By Michele Neylon
Michele Neylon

ICANN has opened a comment period in relation to whois conflicts with local law / data privacy law.

Of course anytime ICANN, or anyone else, tries to make any changes to whois policy there are issues.

Whois is, for a variety of reasons, an emotive subject.

One of the areas that Article 29, several registries located in the EU and a number of registrars (including ourselves) have queried was ICANN's policies and processes around whois display when there is a conflict with local law.

Put another way, under EU law many feel that registration details for domain name registrants need to be handled in a manner that is more compatible with the EU Directives and local law — i.e. registrants have a right to privacy and both registries, registrars and their agents shouldn't be obliged to follow an ICANN policy that is at odds with local law.

At the moment, however, it is far from easy for a registrar (or registry) to get a "waiver" for whois collection and/or display. To date I'm only aware of two gTLD registries that have managed to get it (.tel and .cat) and no registrar.

Why?

Because under the current policy the registrar would need to be already embroiled in a court case or being fined by their DPA before the policy / process can be triggered.

We (Blacknight) looked into it around the time we were getting accredited with ICANN and I remember thinking that there was a typo in the policy and asking ICANN Staff to confirm what I was reading — it was that illogical.

In any case the policy and process is now up for comment and hopefully privacy advocates and others will voice their concerns.

I cannot be neutral on this topic — the current policy and process is a disaster and it needs to be fixed. If you agree then please make your voice heard!

Here's the background paper they've published to explain where this is all coming from and where it might end up going.
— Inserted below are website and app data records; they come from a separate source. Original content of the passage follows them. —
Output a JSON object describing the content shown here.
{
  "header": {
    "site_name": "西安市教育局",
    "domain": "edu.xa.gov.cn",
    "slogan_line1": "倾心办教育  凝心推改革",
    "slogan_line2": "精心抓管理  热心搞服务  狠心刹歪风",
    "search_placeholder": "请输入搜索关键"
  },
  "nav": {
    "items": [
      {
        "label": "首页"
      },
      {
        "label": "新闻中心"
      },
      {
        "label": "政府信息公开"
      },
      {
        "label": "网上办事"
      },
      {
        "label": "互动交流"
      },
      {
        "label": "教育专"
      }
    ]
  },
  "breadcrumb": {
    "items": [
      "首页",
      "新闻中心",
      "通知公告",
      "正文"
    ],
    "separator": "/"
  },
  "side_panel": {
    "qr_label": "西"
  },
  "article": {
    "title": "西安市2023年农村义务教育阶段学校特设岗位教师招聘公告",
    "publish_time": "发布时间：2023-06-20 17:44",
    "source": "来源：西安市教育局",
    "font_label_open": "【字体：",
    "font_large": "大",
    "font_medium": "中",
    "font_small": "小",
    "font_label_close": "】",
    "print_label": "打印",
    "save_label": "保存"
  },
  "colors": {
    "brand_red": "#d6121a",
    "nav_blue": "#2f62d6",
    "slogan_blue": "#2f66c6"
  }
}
By Michele Neylon, MD of Blacknight Solutions. Visit the blog maintained by Michele Neylon here.

Related topics: ICANN, Policy & Regulation, Privacy, Whois

Comments